"Many" comes out to 1,800 women murdered by men in 2016 across the nation. The most common weapon used was a gun, according to the most recent Violence Policy Center data. The research, investigation, analysis and advocacy organization found that 93% of women killed by men that year were murdered by someone they knew.

Since the VPS started collecting such statistics in 2001, South Carolina has ranked in the top 10 for states with the most men who murder women, according to the YWCA and the VPC. In the most recent rankings (2016), South Carolina ranked sixth with 48 female homicide victims, equaling 1.88 per 100,000 females.

There are two YWCAs in South Carolina - Sumter and Charleston. Sumter's shelter housed 5,493 adults and their children in 2016-17, the most recent year with complete data.

The group both provides services for victims and promotes awareness and education to help prevent domestic violence and to help empower women to leave an abusive situation.

"Don't feel embarrassed. So many women feel like it's only happening me," said Caitlin Lee, a lawyer from Sumter who is part of the Voices Against Violence Committee, a division of the S.C. Bar's Young Lawyers Division. She is currently organizing a supplies drive for the YWCA.

Yolanda Wilson, executive director at the YWCA in Sumter, said she wants women to know there are outlets and a safe space for them and their children to escape to in Sumter.
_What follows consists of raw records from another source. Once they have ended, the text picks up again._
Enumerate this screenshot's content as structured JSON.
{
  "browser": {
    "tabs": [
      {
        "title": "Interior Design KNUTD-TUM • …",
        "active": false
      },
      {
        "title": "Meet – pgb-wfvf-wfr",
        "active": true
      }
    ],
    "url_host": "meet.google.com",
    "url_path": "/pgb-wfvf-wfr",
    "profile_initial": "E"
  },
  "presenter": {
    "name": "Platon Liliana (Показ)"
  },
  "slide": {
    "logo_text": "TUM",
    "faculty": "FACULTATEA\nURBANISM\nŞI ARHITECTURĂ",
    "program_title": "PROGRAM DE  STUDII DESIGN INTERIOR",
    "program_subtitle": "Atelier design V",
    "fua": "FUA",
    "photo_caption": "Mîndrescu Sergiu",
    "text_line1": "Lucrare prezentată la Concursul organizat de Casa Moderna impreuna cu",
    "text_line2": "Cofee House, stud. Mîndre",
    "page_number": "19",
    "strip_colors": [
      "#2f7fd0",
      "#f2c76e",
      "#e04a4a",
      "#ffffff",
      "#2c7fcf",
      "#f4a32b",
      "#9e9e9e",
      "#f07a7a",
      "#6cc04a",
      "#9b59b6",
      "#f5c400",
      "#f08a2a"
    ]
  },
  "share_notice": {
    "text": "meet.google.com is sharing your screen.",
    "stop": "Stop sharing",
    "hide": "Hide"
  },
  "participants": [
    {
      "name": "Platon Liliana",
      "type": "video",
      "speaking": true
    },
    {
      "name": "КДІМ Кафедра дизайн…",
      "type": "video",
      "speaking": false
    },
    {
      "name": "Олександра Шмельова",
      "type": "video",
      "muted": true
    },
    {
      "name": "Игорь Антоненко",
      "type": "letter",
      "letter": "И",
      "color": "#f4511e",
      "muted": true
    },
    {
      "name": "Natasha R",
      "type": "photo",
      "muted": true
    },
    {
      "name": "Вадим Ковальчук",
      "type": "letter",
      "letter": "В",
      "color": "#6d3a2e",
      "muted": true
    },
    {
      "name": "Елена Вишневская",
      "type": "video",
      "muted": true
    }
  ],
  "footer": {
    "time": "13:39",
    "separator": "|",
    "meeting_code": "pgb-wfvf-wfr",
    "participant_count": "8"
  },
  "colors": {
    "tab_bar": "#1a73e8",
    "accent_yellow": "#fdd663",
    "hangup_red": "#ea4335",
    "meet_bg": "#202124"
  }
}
She said the time after a death like Bradley's is sad and unfortunate, but she tries to use it as an opportunity to spread awareness.

"Everyone assumes they know what domestic violence is," she said, "but it can be so much more than physical."

Abuse from an intimate partner, spouse or family member can be physical, sexual, emotional and economic and can also come in the form of isolation. Causing fear of leaving for suffering the repercussions or for not being able to make it on your own is also abuse.

"If you recognize the signs, call us or a first responder," she said. "We're a safe space, and everything you talk about and do with us is confidential."

Wilson said it takes an average of seven tries for a woman to finally leave an abusive relationship for good. Relocating may be part of that final step, and the YWCA helps women and their children do that.

She said calls to the YWCA have doubled since Bradley's death.

"I think they're seeing this and thinking it's happening in my community and it could've been me," she said.

As Bradley's family, including her sister and her grandfather, sat in the stark afternoon sun in a receiving line likely unlike what will be at her funeral today (Saturday), a small group of friends had already spent their day advocating for another family member who was absent.

Bradley's 5-year-old daughter, Neveah Adams, has been missing since the day Bradley was found dead. The man suspected in Bradley's death told Sumter police he killed them both, but her body remains missing.

Sabrina Belcher took the lead among a group who has been calling for an Amber Alert to be issued for the girl. Police have said the case did and does not meet federal guidelines for such an alert due to a lack of car and license plate in which she could have been abducted in and a lack of a suspect being at large.

Belcher and one of Bradley's cousins, Amoree Smith, set up snacks, waters and sodas at Crosswell Park earlier Friday, inviting people to stop by and sign the petition. Online at, it had received 3,380 signatures as of Friday night.

Belcher said she also wants the South Carolina legislature to pass a criminal domestic violence registry bill and to create an alert system in apartments that allows someone to quietly alert 911 of domestic danger.

She said this case had upset her so much that she intends to run for city council.

"You can't help the people if you don't live with them," she said.

Sumter police spent last week searching through 230 tons of garbage after the suspect told them he dumped her body into a city Dumpster than had been emptied in the meantime. They and the community have also searched the area surrounding the Lantana Apartments off Carolina Avenue to no avail.

"That little girl is 5 years old," Belcher said. "She can't speak for herself."